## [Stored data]
.....

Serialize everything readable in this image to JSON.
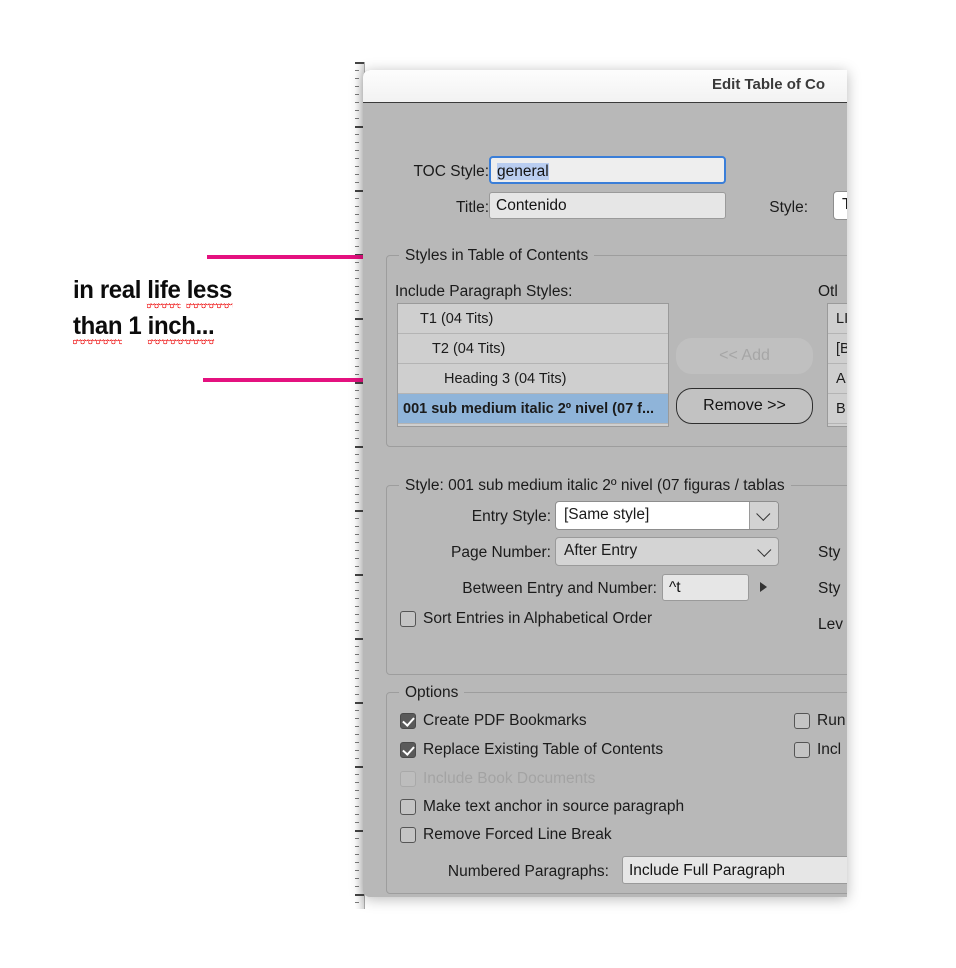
{
  "annotation": {
    "line1": "in real life less",
    "line2": "than 1 inch...",
    "color": "#e4117f"
  },
  "dialog": {
    "title": "Edit Table of Co",
    "toc_style": {
      "label": "TOC Style:",
      "value": "general"
    },
    "title_field": {
      "label": "Title:",
      "value": "Contenido"
    },
    "title_style": {
      "label": "Style:",
      "value": "T"
    },
    "styles_group": {
      "legend": "Styles in Table of Contents",
      "include_label": "Include Paragraph Styles:",
      "other_label": "Otl",
      "include_items": [
        "T1 (04 Tits)",
        "T2 (04 Tits)",
        "Heading 3 (04 Tits)",
        "001 sub medium italic 2º nivel (07 f..."
      ],
      "include_selected_index": 3,
      "other_items": [
        "LIS",
        "[Ba",
        "A b",
        "B T"
      ],
      "add_button": "<< Add",
      "add_enabled": false,
      "remove_button": "Remove >>",
      "remove_enabled": true
    },
    "style_group": {
      "legend": "Style: 001 sub medium italic 2º nivel (07 figuras / tablas",
      "entry_style": {
        "label": "Entry Style:",
        "value": "[Same style]"
      },
      "page_number": {
        "label": "Page Number:",
        "value": "After Entry"
      },
      "between": {
        "label": "Between Entry and Number:",
        "value": "^t"
      },
      "sort_entries": {
        "label": "Sort Entries in Alphabetical Order",
        "checked": false
      },
      "right_labels": [
        "Sty",
        "Sty",
        "Lev"
      ]
    },
    "options_group": {
      "legend": "Options",
      "items": [
        {
          "label": "Create PDF Bookmarks",
          "checked": true,
          "disabled": false
        },
        {
          "label": "Replace Existing Table of Contents",
          "checked": true,
          "disabled": false
        },
        {
          "label": "Include Book Documents",
          "checked": false,
          "disabled": true
        },
        {
          "label": "Make text anchor in source paragraph",
          "checked": false,
          "disabled": false
        },
        {
          "label": "Remove Forced Line Break",
          "checked": false,
          "disabled": false
        }
      ],
      "right_items": [
        {
          "label": "Run",
          "checked": false
        },
        {
          "label": "Incl",
          "checked": false
        }
      ],
      "numbered_paragraphs": {
        "label": "Numbered Paragraphs:",
        "value": "Include Full Paragraph"
      }
    }
  }
}
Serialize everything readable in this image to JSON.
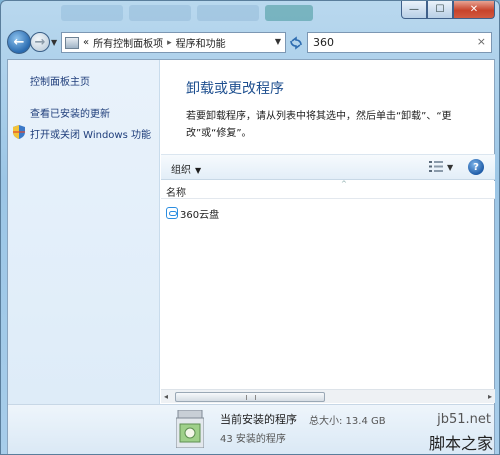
{
  "titlebar": {
    "minimize_glyph": "—",
    "maximize_glyph": "☐",
    "close_glyph": "✕"
  },
  "navbar": {
    "back_glyph": "←",
    "forward_glyph": "→",
    "address": {
      "prefix": "«",
      "items": [
        "所有控制面板项",
        "程序和功能"
      ],
      "separator": "▸"
    },
    "search_value": "360",
    "search_clear": "×"
  },
  "sidebar": {
    "links": [
      "控制面板主页",
      "查看已安装的更新",
      "打开或关闭 Windows 功能"
    ]
  },
  "main": {
    "title": "卸载或更改程序",
    "description": "若要卸载程序，请从列表中将其选中，然后单击“卸载”、“更改”或“修复”。"
  },
  "toolbar": {
    "organize_label": "组织",
    "dropdown_glyph": "▼",
    "help_glyph": "?"
  },
  "list": {
    "column_name": "名称",
    "sort_glyph": "^",
    "rows": [
      {
        "name": "360云盘",
        "icon": "cloud-disk-icon"
      }
    ]
  },
  "details": {
    "title": "当前安装的程序",
    "total_size_label": "总大小: 13.4 GB",
    "count_label": "43 安装的程序"
  },
  "watermark": {
    "url": "jb51.net",
    "name": "脚本之家"
  },
  "colors": {
    "accent": "#1e4f8f",
    "link": "#1e3d7a",
    "close_button": "#c7432b"
  }
}
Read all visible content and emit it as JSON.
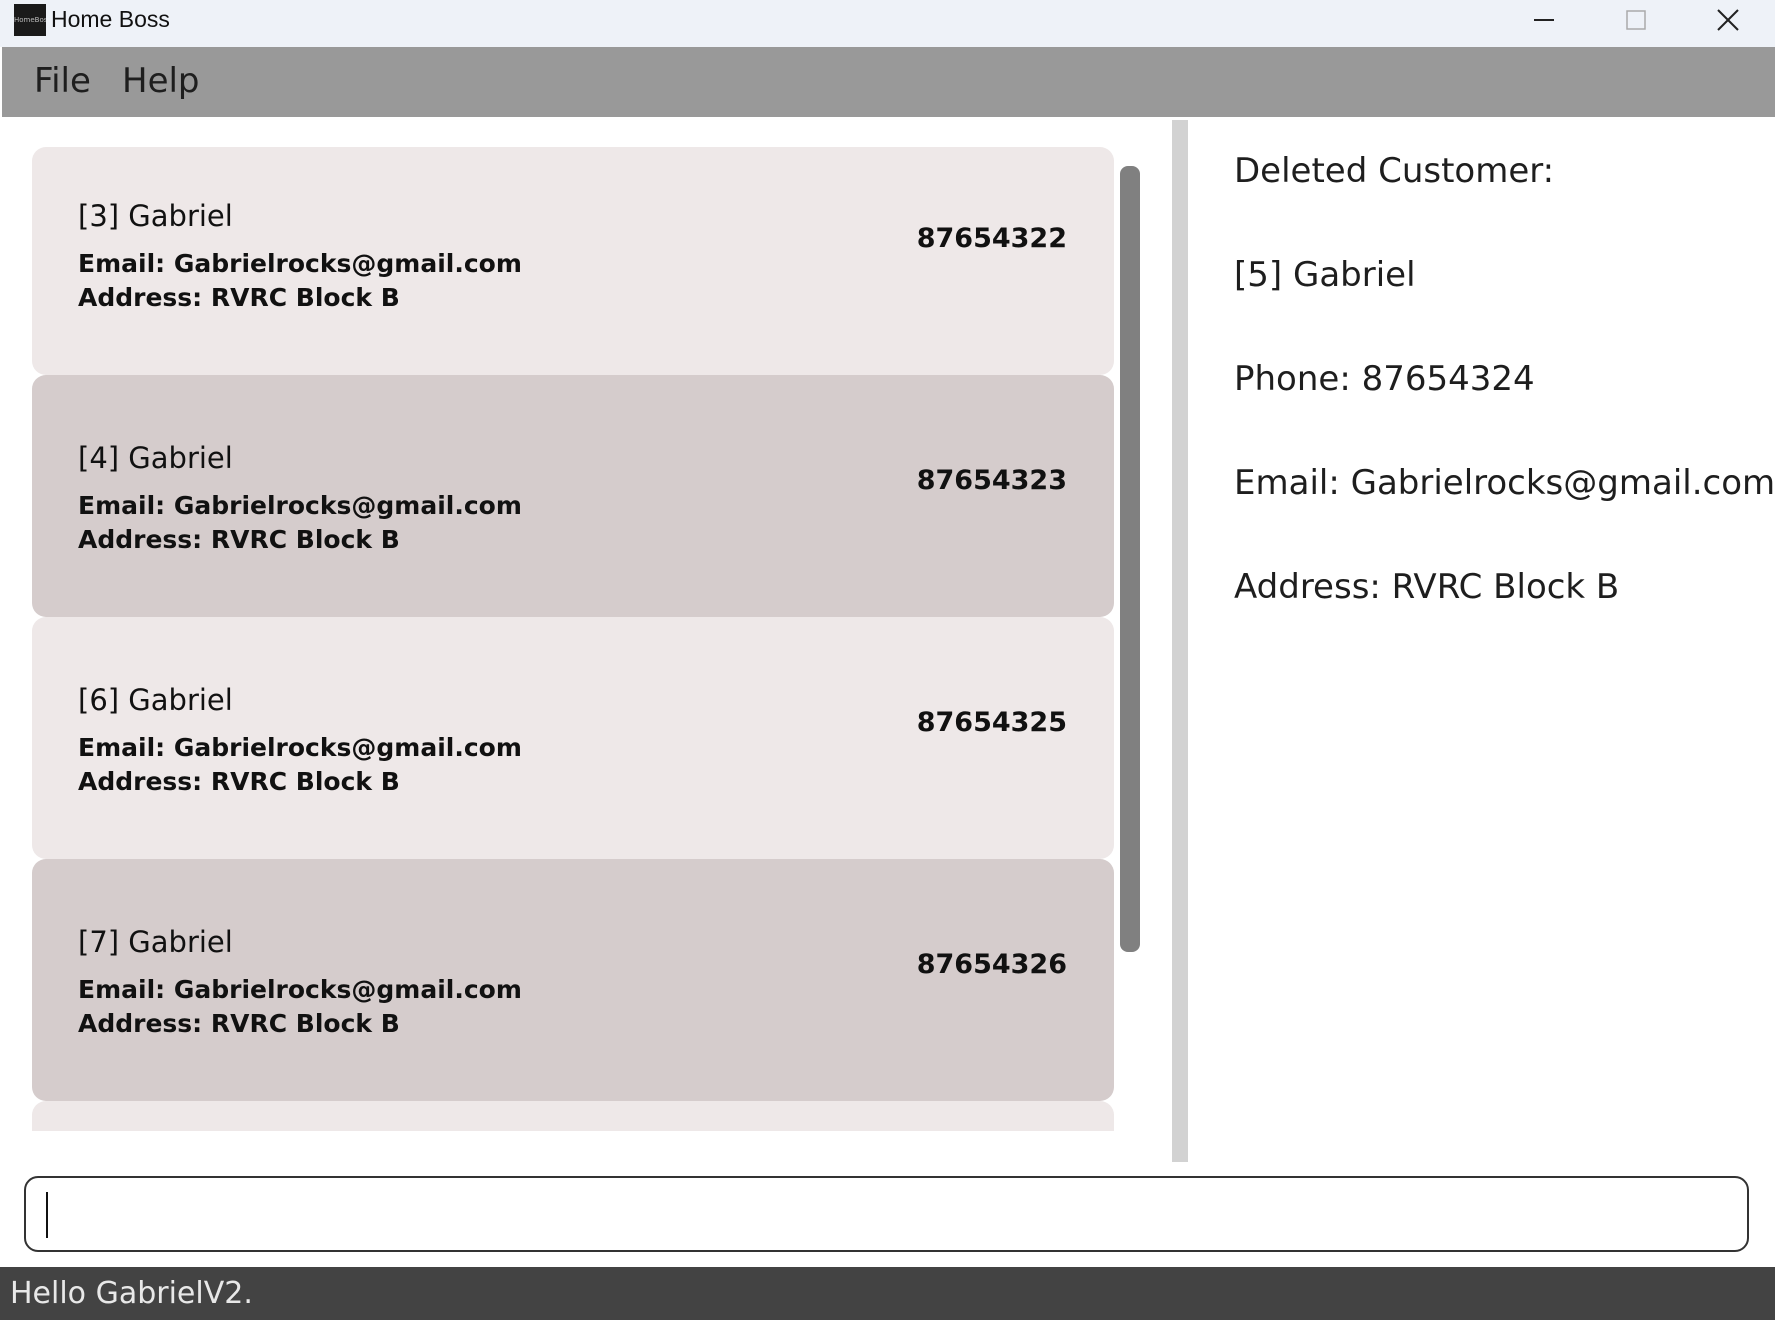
{
  "window": {
    "title": "Home Boss",
    "icon_text": "HomeBoss"
  },
  "menu": {
    "file": "File",
    "help": "Help"
  },
  "customers": [
    {
      "name": "[3] Gabriel",
      "phone": "87654322",
      "email": "Email: Gabrielrocks@gmail.com",
      "address": "Address: RVRC Block B"
    },
    {
      "name": "[4] Gabriel",
      "phone": "87654323",
      "email": "Email: Gabrielrocks@gmail.com",
      "address": "Address: RVRC Block B"
    },
    {
      "name": "[6] Gabriel",
      "phone": "87654325",
      "email": "Email: Gabrielrocks@gmail.com",
      "address": "Address: RVRC Block B"
    },
    {
      "name": "[7] Gabriel",
      "phone": "87654326",
      "email": "Email: Gabrielrocks@gmail.com",
      "address": "Address: RVRC Block B"
    }
  ],
  "result": {
    "heading": "Deleted Customer:",
    "name": "[5] Gabriel",
    "phone": "Phone: 87654324",
    "email": "Email: Gabrielrocks@gmail.com",
    "address": "Address: RVRC Block B"
  },
  "command": {
    "value": "",
    "placeholder": ""
  },
  "status": {
    "text": "Hello GabrielV2."
  },
  "colors": {
    "card_light": "#eee8e8",
    "card_dark": "#d5cccc",
    "menubar": "#999999",
    "statusbar": "#434343"
  }
}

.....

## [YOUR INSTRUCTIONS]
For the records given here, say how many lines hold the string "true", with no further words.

## [TASK SOLUTION]
4